Exercise description: Write each entry out again verbatim, pictures excluded.
(Provided material)
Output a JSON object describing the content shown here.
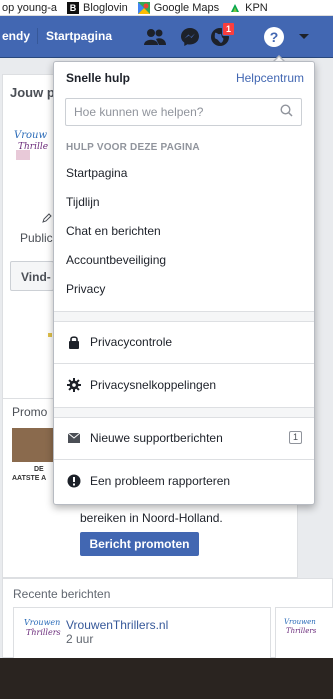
{
  "bookmarks": {
    "items": [
      {
        "label": "op young-a"
      },
      {
        "label": "Bloglovin",
        "icon": "bloglovin-b-icon"
      },
      {
        "label": "Google Maps",
        "icon": "google-maps-icon"
      },
      {
        "label": "KPN",
        "icon": "kpn-icon"
      }
    ]
  },
  "fbbar": {
    "partial_name": "endy",
    "home_label": "Startpagina",
    "notification_count": "1",
    "colors": {
      "bar": "#4267b2",
      "badge": "#fa3e3e"
    }
  },
  "background": {
    "jouw_label": "Jouw p",
    "public_label": "Public",
    "vind_label": "Vind-",
    "promo_label": "Promo",
    "promo_image_text": "DE",
    "promo_image_text2": "AATSTE A",
    "body_text": "bereiken in Noord-Holland.",
    "promote_button": "Bericht promoten",
    "recent_heading": "Recente berichten",
    "post_title": "VrouwenThrillers.nl",
    "post_time": "2 uur",
    "logo_text_1": "Vrouwen",
    "logo_text_2": "Thrillers",
    "logo_text_partial_1": "Vrouw",
    "logo_text_partial_2": "Thrille"
  },
  "dropdown": {
    "title": "Snelle hulp",
    "help_center": "Helpcentrum",
    "search_placeholder": "Hoe kunnen we helpen?",
    "section_heading": "HULP VOOR DEZE PAGINA",
    "links": [
      "Startpagina",
      "Tijdlijn",
      "Chat en berichten",
      "Accountbeveiliging",
      "Privacy"
    ],
    "privacy_check": "Privacycontrole",
    "privacy_shortcuts": "Privacysnelkoppelingen",
    "support_messages": "Nieuwe supportberichten",
    "support_count": "1",
    "report_problem": "Een probleem rapporteren"
  }
}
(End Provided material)
Worked solution:
Output a JSON object describing the content shown here.
{
  "bookmarks": {
    "items": [
      {
        "label": "op young-a"
      },
      {
        "label": "Bloglovin",
        "icon": "bloglovin-b-icon"
      },
      {
        "label": "Google Maps",
        "icon": "google-maps-icon"
      },
      {
        "label": "KPN",
        "icon": "kpn-icon"
      }
    ]
  },
  "fbbar": {
    "partial_name": "endy",
    "home_label": "Startpagina",
    "notification_count": "1",
    "colors": {
      "bar": "#4267b2",
      "badge": "#fa3e3e"
    }
  },
  "background": {
    "jouw_label": "Jouw p",
    "public_label": "Public",
    "vind_label": "Vind-",
    "promo_label": "Promo",
    "promo_image_text": "DE",
    "promo_image_text2": "AATSTE A",
    "body_text": "bereiken in Noord-Holland.",
    "promote_button": "Bericht promoten",
    "recent_heading": "Recente berichten",
    "post_title": "VrouwenThrillers.nl",
    "post_time": "2 uur",
    "logo_text_1": "Vrouwen",
    "logo_text_2": "Thrillers",
    "logo_text_partial_1": "Vrouw",
    "logo_text_partial_2": "Thrille"
  },
  "dropdown": {
    "title": "Snelle hulp",
    "help_center": "Helpcentrum",
    "search_placeholder": "Hoe kunnen we helpen?",
    "section_heading": "HULP VOOR DEZE PAGINA",
    "links": [
      "Startpagina",
      "Tijdlijn",
      "Chat en berichten",
      "Accountbeveiliging",
      "Privacy"
    ],
    "privacy_check": "Privacycontrole",
    "privacy_shortcuts": "Privacysnelkoppelingen",
    "support_messages": "Nieuwe supportberichten",
    "support_count": "1",
    "report_problem": "Een probleem rapporteren"
  }
}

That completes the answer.